Bear in mind that calcium carbonate is taken in large doses to act as an antacid - thousands of milligrams. Soylent contains maybe 800 mg (exact formula unavailable), and that’s split into three or four meals, so no more than 266 mg or 200 mg per meal.
Tums Utlra 1000 tablets contains 1000 mg calcium carbonate each. Dosage instructions: take two to three tablets as symptoms occur.
Tums Regular contain 500 mg each, with instructions to take two to four tablets as symptoms occur.
So as an over-the-counter antacid, you take 1000 to 3000 mg of calcium carbonate per dose. Soylent contains 266 mg or less per meal.
Your stomach acid is not “neutralized” by Soylent. Your stomach produces additional acid as necessary for digestion, maintaining acidity at a pH of around 4 or 5. The pH in your stomach is more acid when empty, around 2.0, but ranging 1.5 to 3.0; when you eat a meal, the acid works on the food, but the food raises the pH of the stomach.

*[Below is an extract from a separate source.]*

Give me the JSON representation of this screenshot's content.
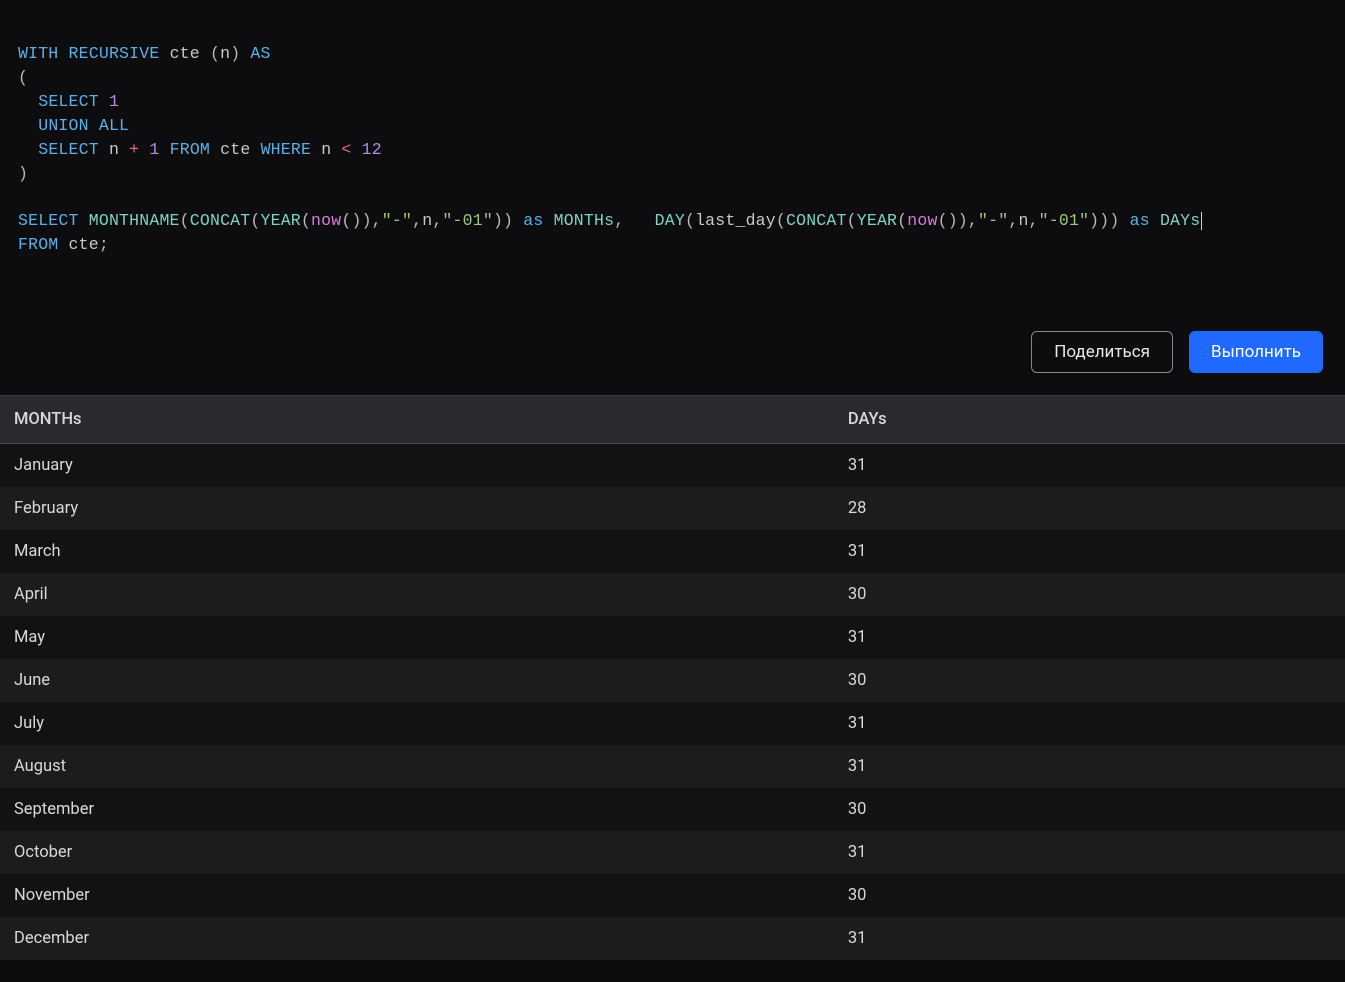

The body secretes more acid as necessary to keep the pH around 4 or 5 until the food has passed; when the food is gone and the pH has dropped to the 2.0 range again, secretion reduces or stops.
The amounts of alkaline substances in Soylent and other normal foods - including, but not limited to the calcium carbonate - should not overwhelm the normal function of the acid system in the stomach for healthy people.
Incidentally, after the food passes the stomach and goes to the intestine, your body produces bicarbonate itself, in order to neutralize the remaining acid - it produces as much as necessary to get the pH up to about 8 (on the basic side; 7 is neutral); the pH in your small intestines is maintained at around 8.0.